Date: September 24, 2008
Contact: Lindsay Gladstone
Governors State University
Phone: (708) 534-7090
Fax: (708) 534-8399
For Immediate Release
University Park, IL, September 24, 2008 – More than 50 social work field instructors from agencies throughout the metropolitan Chicago area met at Governors State University recently to discuss the parameters of their work as field instructors of students in the university’s social work program.
“Our field instructors guide, mentor, and teach our social work students during their field placement. Their work helps our students apply what there are learning in the classroom in the field” says Jo Anne Smith, Director of Field Education for the School of Social Work at GSU.
Students in both undergraduate and graduate level programs are required to apply their knowledge in two different off campus placements over two years. Social workers in the community volunteer their time to serve as field instructors and are an integral part of the program. GSU students gain practical experience working in social service agencies, within the juvenile and family court system, at hospitals, in schools, and at counseling centers. They work with communities, groups, families, adults, and children.

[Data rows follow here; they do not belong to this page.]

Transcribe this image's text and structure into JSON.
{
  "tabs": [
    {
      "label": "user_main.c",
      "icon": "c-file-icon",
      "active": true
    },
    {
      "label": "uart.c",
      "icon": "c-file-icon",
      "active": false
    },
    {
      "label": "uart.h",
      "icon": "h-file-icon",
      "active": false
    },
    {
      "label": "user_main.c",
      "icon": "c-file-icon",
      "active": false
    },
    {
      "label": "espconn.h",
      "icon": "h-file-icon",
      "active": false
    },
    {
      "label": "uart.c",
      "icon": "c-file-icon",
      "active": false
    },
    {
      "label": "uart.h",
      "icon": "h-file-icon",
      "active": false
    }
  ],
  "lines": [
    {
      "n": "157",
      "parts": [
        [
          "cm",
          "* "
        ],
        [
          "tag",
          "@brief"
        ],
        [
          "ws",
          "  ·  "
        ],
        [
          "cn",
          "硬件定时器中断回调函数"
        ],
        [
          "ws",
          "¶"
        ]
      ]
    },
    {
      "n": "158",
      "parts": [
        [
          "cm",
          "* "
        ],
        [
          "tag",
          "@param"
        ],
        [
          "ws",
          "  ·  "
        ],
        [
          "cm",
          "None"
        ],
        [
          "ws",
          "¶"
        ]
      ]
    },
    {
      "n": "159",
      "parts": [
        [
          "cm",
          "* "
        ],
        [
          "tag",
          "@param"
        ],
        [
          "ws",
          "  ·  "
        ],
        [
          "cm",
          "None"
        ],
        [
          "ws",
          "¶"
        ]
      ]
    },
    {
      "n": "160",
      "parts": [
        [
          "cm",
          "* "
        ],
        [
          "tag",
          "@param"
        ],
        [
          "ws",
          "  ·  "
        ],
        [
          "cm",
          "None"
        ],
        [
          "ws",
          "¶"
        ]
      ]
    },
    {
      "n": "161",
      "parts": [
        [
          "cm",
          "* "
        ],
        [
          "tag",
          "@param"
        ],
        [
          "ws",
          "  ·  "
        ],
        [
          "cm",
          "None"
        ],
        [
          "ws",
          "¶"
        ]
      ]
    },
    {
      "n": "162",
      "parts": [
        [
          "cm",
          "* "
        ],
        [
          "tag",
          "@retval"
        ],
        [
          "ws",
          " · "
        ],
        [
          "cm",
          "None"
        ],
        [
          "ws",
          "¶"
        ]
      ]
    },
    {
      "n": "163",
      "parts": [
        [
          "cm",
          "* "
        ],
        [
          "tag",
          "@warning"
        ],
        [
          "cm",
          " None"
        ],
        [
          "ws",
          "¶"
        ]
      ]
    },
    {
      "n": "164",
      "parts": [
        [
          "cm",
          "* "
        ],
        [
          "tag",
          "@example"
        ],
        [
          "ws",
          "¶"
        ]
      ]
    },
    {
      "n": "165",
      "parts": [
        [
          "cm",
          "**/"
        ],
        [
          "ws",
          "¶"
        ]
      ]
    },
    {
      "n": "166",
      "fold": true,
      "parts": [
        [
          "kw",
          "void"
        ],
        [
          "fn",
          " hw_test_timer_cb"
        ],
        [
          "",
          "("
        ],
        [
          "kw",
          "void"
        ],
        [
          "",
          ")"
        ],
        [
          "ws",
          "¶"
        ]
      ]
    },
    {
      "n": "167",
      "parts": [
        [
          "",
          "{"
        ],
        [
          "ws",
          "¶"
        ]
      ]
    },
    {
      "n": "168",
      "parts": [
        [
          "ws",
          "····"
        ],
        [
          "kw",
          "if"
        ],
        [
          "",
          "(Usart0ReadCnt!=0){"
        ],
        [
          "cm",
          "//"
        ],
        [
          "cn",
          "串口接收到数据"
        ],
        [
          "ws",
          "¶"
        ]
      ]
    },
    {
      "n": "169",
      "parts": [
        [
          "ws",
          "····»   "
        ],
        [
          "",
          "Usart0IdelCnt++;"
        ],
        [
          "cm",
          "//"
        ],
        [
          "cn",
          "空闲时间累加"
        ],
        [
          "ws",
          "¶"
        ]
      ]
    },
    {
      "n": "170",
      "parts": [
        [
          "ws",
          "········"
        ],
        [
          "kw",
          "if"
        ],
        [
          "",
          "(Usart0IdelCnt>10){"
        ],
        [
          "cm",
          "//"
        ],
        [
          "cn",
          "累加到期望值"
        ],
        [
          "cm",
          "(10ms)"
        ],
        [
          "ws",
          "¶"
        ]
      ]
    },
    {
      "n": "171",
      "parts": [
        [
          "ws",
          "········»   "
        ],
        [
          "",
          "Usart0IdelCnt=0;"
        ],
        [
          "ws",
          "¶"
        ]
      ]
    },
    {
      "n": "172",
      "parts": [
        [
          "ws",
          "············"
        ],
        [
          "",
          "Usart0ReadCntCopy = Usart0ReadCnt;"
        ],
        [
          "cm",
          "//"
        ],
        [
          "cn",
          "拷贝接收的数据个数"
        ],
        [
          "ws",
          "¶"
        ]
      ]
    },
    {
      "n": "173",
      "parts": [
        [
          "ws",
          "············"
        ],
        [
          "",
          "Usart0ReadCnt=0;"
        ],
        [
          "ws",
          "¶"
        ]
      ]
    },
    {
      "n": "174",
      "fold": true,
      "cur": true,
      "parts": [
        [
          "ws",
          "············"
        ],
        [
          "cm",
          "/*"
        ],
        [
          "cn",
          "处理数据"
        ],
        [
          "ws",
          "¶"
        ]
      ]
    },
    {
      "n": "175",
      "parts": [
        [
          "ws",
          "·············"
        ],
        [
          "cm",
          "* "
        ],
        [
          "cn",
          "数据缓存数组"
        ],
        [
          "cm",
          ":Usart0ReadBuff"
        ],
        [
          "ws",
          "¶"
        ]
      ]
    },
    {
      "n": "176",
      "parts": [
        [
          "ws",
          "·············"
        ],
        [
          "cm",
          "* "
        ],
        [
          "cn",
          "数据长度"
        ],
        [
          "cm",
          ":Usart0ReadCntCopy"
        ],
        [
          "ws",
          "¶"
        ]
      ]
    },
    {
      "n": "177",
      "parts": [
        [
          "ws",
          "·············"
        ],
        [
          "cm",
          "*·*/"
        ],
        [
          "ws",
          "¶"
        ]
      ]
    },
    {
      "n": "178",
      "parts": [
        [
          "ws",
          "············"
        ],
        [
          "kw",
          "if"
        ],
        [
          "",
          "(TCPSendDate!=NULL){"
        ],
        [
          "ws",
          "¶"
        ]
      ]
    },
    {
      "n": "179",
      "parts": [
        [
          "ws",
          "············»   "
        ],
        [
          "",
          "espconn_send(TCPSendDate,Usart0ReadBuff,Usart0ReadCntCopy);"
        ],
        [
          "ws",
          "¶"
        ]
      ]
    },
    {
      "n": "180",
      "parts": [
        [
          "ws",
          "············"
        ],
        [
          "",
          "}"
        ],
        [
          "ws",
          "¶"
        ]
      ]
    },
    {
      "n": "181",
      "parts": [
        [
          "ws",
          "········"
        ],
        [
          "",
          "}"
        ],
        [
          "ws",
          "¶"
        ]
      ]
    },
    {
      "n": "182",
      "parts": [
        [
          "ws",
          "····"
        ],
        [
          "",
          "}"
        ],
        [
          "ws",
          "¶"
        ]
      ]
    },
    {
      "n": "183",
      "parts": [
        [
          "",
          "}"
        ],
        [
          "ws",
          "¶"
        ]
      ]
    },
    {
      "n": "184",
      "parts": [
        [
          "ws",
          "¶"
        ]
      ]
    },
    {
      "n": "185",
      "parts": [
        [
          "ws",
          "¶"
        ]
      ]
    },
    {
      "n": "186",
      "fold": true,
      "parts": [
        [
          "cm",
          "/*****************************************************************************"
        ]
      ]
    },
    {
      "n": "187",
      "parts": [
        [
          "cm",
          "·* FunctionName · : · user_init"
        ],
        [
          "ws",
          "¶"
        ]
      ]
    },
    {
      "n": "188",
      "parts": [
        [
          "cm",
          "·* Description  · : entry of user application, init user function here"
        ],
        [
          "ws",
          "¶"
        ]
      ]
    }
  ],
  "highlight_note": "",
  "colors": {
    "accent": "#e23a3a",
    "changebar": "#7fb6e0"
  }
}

“Our field supervisors guide students in the practical world of social work. The field experience becomes a bridge from classroom to the community for our students. To be effective as future social workers, it is important that they learn on site in a supervised setting. It is a progressive process. As they experience more, they become more adept and able to move to the next level. The field instructor’s guidance and supervision is invaluable,” says Smith.
According to Abigail Lawson-Archer, Supervisor, Foster Care at Easter Seal Joliet Region, “The real world does not always work the way students learn in the classroom. In the field, they learn to work with different people, in complex systems, in difficult situations. They learn that what they plan for the client may not be the only plan.”
During the orientation, the field instructors heard a presentation by Kathleen Bankhead, Chief of the Juvenile Justice Bureau for the Cook County State’s Attorney’s Office. Bankhead praised the field instructors’ dedication to the social work students and encouraged them to continue their important work in the community in her presentation, “Anchoring Families: Securing Our Own Future.”
A panel response to her presentation by Gerri Outlaw, Chair of the Department of Social Work at GSU; Ray Mosby, a field instructor from Aunt Martha’s Youth Services; and Michelle Cuebas, a field instructor from Rite of Passage in Merrillville, Indiana, generated a discussion concerning the struggles faced by social workers in their work to help anchor families in the community.
“You know what is right for families. You know what is right for kids. Think of how they can be helped,” added Bankhead. “These may be helpless individuals, for personal or societal reasons, and they are counting on you to help them survive.”